Apple users must sometimes feel like the middle child, left out of the great debate between Windows and Linux. It’s Windows this, Linux that, while Apple users can remember the glorious era of the Macintosh, the Apple II, and the iMac. There was a time when Apple was the hottest computer company around. In fact, they jumped to the mobile platform first, and have always been the market leader and innovator.
When it comes to the server market, it’s not so much that Apple got squeezed out of the market as that it never ventured there much to begin with. Apple has traditionally focused on the end-user. It designs first to be elegant and easy-to-use, where the server market is a world of grubby iron, happy with the valley between “cheap” and “gets the job done.” When it comes to capturing the position between the three systems and their history, nobody does it better than Neal Stephenson, so we’ll say no more.
Surprising Strengths of Apple
Not many people seem to know this, and indeed even Apple’s own marketing shies away from mentioning it, but Apple software has the same roots as Linux. Both originate from the Unix base operating system. Apple’s code is also partly BSD, another open-source Unix version like Linux, and partly descended from NeXTSTEP, the spin-off computer company started by Apple founder Steve Jobs. While other systems stay in their lane, so to speak, Apple likes to port in ideas and innovation from anywhere they can find it.
This puts Apple security on an equal footing with Linux. Along with that, both Apple and Linux use a similar operating system architecture, and both of them can run the Apache webserver. The Apple command line, once you use it, will feel right at home to a Linux user.
On the surface, there’s no obstacle to running any system you like on a server. They will all be compatible with your computer when you manage them, since the World Wide Web became the great system leveler. But going between operating systems is a pain sometimes, because of all the gratuitous incompatibilities. Anybody who has opened a Unix plain text file in Windows Notepad, or unzipped a file from an Apple user on a Linux command line, can tell you that.
Apple fans will like an Apple server more because they can use it seamlessly with their iPhone, Mini, iCloud, iTunes, Apple Mail, and other amenities. If they have an old site created in iWeb, it ports easier. If they use MacOS server at home, that’s just one more convenient hook into the system. It’s also refreshing to web-design for the Safari web browser and not worry about Internet Explorer quirks for a change.

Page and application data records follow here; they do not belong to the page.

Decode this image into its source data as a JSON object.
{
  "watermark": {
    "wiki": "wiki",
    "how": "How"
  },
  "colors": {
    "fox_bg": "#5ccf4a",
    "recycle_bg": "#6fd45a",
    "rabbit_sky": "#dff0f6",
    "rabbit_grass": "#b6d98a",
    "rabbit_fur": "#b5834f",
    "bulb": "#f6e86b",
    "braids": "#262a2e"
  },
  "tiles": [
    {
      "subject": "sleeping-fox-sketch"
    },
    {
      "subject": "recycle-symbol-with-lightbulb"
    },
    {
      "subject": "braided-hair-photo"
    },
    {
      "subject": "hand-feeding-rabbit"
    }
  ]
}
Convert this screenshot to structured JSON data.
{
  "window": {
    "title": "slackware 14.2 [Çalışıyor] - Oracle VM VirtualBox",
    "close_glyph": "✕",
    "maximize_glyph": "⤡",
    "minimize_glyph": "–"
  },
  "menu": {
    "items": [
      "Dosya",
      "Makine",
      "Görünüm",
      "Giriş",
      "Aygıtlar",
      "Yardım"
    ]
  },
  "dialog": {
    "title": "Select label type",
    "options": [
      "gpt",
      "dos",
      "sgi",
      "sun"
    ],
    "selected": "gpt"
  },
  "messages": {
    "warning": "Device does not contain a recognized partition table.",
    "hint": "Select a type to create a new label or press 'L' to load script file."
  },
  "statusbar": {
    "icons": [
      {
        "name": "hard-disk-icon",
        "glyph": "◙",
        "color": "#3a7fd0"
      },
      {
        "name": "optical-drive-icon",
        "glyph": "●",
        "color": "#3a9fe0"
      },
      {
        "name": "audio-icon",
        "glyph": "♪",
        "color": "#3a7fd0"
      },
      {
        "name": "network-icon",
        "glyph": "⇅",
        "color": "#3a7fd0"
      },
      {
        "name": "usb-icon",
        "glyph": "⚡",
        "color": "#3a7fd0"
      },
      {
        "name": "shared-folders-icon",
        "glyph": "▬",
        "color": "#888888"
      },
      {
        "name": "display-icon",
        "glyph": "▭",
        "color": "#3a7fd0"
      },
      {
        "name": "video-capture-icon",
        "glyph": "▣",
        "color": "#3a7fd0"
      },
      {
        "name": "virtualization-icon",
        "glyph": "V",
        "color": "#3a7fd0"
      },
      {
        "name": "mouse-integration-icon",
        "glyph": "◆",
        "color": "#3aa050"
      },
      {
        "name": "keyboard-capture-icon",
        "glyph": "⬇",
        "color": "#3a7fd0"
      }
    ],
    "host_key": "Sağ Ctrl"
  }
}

Another plus is that if you run Macs and get a Mac-friendly hosting provider, their technical support people will know better than to tell you to open Internet Explorer.
For a server hosting plan, you will, of course, want one with the right-size bandwidth and disk space to suit your purposes. If you’re expecting heavy traffic or serving up large media files, you’ll want to accommodate that. The grades of typical hosting plans run from shared servers to virtual private servers to dedicated servers, from the smallest to largest resource demand.
You will want to know what level of customer support they have since there’s a road difference between power user veterans and people who need a bit of hand-holding.
Once in a while, people begin asking about their website’s environmental impact. With growing concerns over global climate change – some would say even “alarm” – there are options for web hosting providers with energy efficiency, carbon reduction, and eco-friendliness in mind. One such host is GreenGeeks, which also has Apple hosting plans.
Understanding the Apple Webmaster
Apple has traditionally appealed to a market share of users who like a well-designed product and don’t mind paying an extra dollar for it. Even the most radical open-source zealot will admit that at least with Apple, you obviously get something for your money.
Apple on the server is rare only because Apple sysadmins are rare. Chalk it up to personality quirks of server farm engineers, or, as we mentioned earlier, the fact that Apple doesn’t focus on this market. But for those who demand a web host that caters to their technology preference, there’s plenty of Apple users on the other end of the ethernet cable too.